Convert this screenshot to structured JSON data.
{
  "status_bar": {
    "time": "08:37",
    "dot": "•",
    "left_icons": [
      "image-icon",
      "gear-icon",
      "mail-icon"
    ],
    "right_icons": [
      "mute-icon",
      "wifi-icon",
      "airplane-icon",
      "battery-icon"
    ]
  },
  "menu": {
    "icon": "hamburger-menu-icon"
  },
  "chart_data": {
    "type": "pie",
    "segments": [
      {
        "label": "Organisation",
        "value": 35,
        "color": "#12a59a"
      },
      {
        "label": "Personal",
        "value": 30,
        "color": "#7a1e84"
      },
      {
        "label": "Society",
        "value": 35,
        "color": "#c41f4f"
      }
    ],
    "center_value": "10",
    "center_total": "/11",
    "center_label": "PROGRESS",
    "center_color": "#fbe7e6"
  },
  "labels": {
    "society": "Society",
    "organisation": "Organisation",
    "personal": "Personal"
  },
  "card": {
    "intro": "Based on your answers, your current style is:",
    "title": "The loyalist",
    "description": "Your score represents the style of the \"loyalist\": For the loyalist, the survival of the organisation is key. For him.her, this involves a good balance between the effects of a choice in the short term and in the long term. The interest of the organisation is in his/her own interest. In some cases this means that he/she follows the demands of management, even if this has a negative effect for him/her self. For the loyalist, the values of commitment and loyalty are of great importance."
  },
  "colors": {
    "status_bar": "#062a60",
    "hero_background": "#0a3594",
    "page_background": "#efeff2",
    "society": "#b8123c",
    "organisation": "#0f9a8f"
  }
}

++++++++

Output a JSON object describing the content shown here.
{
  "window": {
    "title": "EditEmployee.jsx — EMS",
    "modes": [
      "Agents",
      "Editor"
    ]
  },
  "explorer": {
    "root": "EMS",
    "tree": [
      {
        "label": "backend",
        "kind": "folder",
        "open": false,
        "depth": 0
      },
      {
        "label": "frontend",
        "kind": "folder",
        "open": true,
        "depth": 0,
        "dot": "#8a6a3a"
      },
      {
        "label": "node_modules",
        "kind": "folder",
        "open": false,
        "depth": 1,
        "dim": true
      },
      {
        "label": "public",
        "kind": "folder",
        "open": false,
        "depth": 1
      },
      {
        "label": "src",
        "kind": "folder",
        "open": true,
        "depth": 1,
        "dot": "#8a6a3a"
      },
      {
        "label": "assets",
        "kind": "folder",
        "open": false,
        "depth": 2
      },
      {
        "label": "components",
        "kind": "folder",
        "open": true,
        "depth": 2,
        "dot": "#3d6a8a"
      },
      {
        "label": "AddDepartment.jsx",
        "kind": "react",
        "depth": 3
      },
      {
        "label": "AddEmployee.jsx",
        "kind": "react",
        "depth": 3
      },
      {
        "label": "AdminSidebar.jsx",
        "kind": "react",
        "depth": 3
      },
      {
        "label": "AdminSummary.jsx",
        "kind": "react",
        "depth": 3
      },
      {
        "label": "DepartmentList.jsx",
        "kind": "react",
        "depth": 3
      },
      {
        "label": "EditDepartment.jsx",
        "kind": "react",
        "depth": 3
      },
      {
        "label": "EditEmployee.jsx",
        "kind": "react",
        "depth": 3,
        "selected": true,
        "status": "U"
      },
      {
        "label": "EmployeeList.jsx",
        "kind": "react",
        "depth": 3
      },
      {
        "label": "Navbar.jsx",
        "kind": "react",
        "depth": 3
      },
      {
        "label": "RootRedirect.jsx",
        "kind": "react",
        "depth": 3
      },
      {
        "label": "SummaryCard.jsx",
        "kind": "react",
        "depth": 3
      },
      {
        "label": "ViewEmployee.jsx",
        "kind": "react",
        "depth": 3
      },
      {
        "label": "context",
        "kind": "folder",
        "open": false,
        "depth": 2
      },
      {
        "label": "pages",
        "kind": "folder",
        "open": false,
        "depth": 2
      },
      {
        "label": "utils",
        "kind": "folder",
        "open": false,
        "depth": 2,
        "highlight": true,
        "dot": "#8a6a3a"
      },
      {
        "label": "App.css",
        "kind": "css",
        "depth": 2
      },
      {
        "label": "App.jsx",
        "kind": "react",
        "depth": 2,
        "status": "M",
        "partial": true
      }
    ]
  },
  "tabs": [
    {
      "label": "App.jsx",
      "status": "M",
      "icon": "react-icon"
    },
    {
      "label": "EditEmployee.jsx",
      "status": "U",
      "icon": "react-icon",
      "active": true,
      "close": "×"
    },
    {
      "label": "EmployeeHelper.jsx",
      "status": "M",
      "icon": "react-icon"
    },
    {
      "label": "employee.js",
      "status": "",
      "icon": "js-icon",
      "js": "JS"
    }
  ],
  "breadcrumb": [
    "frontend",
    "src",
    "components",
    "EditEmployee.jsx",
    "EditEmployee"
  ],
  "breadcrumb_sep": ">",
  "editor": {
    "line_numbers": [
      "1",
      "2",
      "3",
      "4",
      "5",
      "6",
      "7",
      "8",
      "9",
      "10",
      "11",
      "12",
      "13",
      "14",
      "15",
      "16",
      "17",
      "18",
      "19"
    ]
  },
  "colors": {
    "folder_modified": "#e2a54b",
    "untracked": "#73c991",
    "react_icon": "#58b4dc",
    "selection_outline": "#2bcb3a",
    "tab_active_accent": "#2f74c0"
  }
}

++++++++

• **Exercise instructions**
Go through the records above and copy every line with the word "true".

• **Your solution**
        "open": true,
        "dim": true
        "open": true,
        "open": true,
        "selected": true,
        "highlight": true,
        "partial": true
      "active": true,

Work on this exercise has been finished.